Student research

PhD in Environmental Psychology

The Environmental Psychology Research Group currently has PhD students conducting research in a wide range of areas.

Recently completed PhDs

  • Amy Isham (2019). Flow, materialism, and well-being: exploring the psychology of sustainable prosperity
  • Patrick Elf (2019). Supporting sustainable lifestyle change: An evaluation of IKEA’s Live Lagom project
  • Laura Cowen (2019). Householders' perceptions of energy use and energy saving
  • Clara Weber (2018). Privacy Fit in Open-Plan Offices: Its Appraisal, Associated Outcomes & Contextual Factors
  • Emma White (2018). Perceptions of naturalness
  • Catherine Turton (2016). Defining residential place attachment and exploring its contribution to communityand personal environmental actions.
  • Eleanor Ratcliffe (2015). The effects of listening to birdsong on restoration from stress and cognitive fatigue.
  • Seung Ho Youn (2014) Symbolic heritage and the reconstruction of identity;
  • Alison Armstrong (2012). Mindfulness and Consumerism; A Social Psychological Investigation. 
  • Matthew Andrews (2010). When Walking in Nature is not Restorative.
  • YeonKoo Hong (2007). People and the Workplace: A conceptual model of Structural Congruence.
  • Miriam Pepper (2007). Christianity and Sustainable Consumption: A Social Psychological Investigation.

MSc in Environmental Psychology

Examples of MSc projects conducted by past students

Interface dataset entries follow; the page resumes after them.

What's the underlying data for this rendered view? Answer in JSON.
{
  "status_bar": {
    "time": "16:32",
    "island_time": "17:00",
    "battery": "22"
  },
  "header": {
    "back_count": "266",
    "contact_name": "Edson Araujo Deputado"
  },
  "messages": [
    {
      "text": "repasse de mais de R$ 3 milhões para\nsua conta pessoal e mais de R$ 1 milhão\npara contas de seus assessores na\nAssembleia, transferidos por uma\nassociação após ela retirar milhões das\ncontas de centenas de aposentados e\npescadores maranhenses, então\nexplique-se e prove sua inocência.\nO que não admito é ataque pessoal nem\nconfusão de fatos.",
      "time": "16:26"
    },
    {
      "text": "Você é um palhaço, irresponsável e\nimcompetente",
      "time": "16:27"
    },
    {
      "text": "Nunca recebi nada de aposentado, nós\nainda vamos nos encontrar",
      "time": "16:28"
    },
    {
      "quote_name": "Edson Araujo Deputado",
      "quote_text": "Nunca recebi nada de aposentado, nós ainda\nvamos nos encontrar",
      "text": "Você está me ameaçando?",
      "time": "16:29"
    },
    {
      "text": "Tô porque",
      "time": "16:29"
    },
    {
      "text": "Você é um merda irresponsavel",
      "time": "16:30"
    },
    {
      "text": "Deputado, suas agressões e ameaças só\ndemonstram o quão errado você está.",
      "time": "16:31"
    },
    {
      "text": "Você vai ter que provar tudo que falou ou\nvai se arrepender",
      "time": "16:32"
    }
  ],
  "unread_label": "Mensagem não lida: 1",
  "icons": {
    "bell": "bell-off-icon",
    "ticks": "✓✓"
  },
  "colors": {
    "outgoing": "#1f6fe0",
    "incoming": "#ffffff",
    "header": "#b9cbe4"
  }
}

  • Stien Poncelet (2019). Exploring the Designed Balance Between Social Interaction and Privacy In Maggie’s Centre.
  • Emily Greensill (2019). The Restorative Potential of the ‘Really-Real’ and the Not ‘Really-Real’: An Investigation of Perceptions of Authenticity, and Psychological Restoration, of Main Streets
  • Carys Thomas-Osborne (2018). The effects of workplace personalisation and wellbeing on creativity: a mediation model
  • Simon Holstöm (2016). Towards the Green Stay: Persuasive Psychology in the Hotel Room
  • Kaitlyn Gillis (2015). The Effect of Biophilic Design on the Perceived Restorative Potential of Living and Work Environments
  • Evgenia Gorantonaki (2013). The aspects of cosiness: An exploratory study of students experiences in the academic library
  • Sarah Hewitt (2013). How does the external appearance of new housing affect the identity and satisfaction of residents?
  • Kiera Kent (2013). Understanding fun and safe affordances on the playground from children’s and parent’s perspectives
  • Henry Pelly (2013). How do academics use their workspace? An investigation into the current use and needs of allocated academic workspaces in order to inform future attempts at optimisation reorganisation
  • Ahdya Zylfa Rahman (2013). The Muslim prayer room as a restorative environment
  • Sigrid Soeldner (2013). Exploring the social aspects that contribute to or hinder wider social acceptance of community renewable energy projects: A case study of the Lockleaze ‘Streets of Solar’ scheme
  • Andrew Tobias (2013) Home is where the military sends you; exploring how the US military develop a sense of home and its effect on wellbeing
  • Rachel Al-Azzawi (212). Green unions, green workplaces
  • BurcakErdogan Onur (2011). The influence of Soundscapes on Restorative Experience
  • Craig Stasiuk (2011). Can the Car be a Primary Territory?
  • Franscesca Gianni (2010). Reactions to and consequences of exlcusion from a public space: A case study of Mom, Italy
  • Anne Hamilton (2010). Chronically temporary: The experience of repeated overseas relocation as perceived and explained by expatriate mothers
  • Veronica Simpson (2010). Design education for your people: enhancing environmental awareness, identity and self-efficacy. Case study: The Sorrell Foundation’s Joinedupdesign for schools.
  • Carey Newson (2009) Older people and place: The role of place identity in eliciting restorative experiences among older people
  • Justin Dothard (2009). Exploring the Relationships between Spatial Configuration and Senses of Community and Privacy: A Space-Syntax-Based, Workplace POE
  • Nora Davis (2008). Experience in Nature, Connectedness to Nature and Pro-Environmental Behaviour
  • Emma White (2008). Greenery on Residential Buildings: Its Ability to Increase Preference, Beauty, Restoration, and Positive Affective Quality
  • Paul Collingwood (2007). I was trying to make a bit of a statement” What role do sustainable products play in the negotiation of identity?
  • Elizabeth Loving (2007). When “happiness was shining down on us”: Urban children’s experience of a farm visit.
  • Susan Chrisp (2006). An Exploratory Study of Garden Designers’ Perceptions of Gardens and their Owners.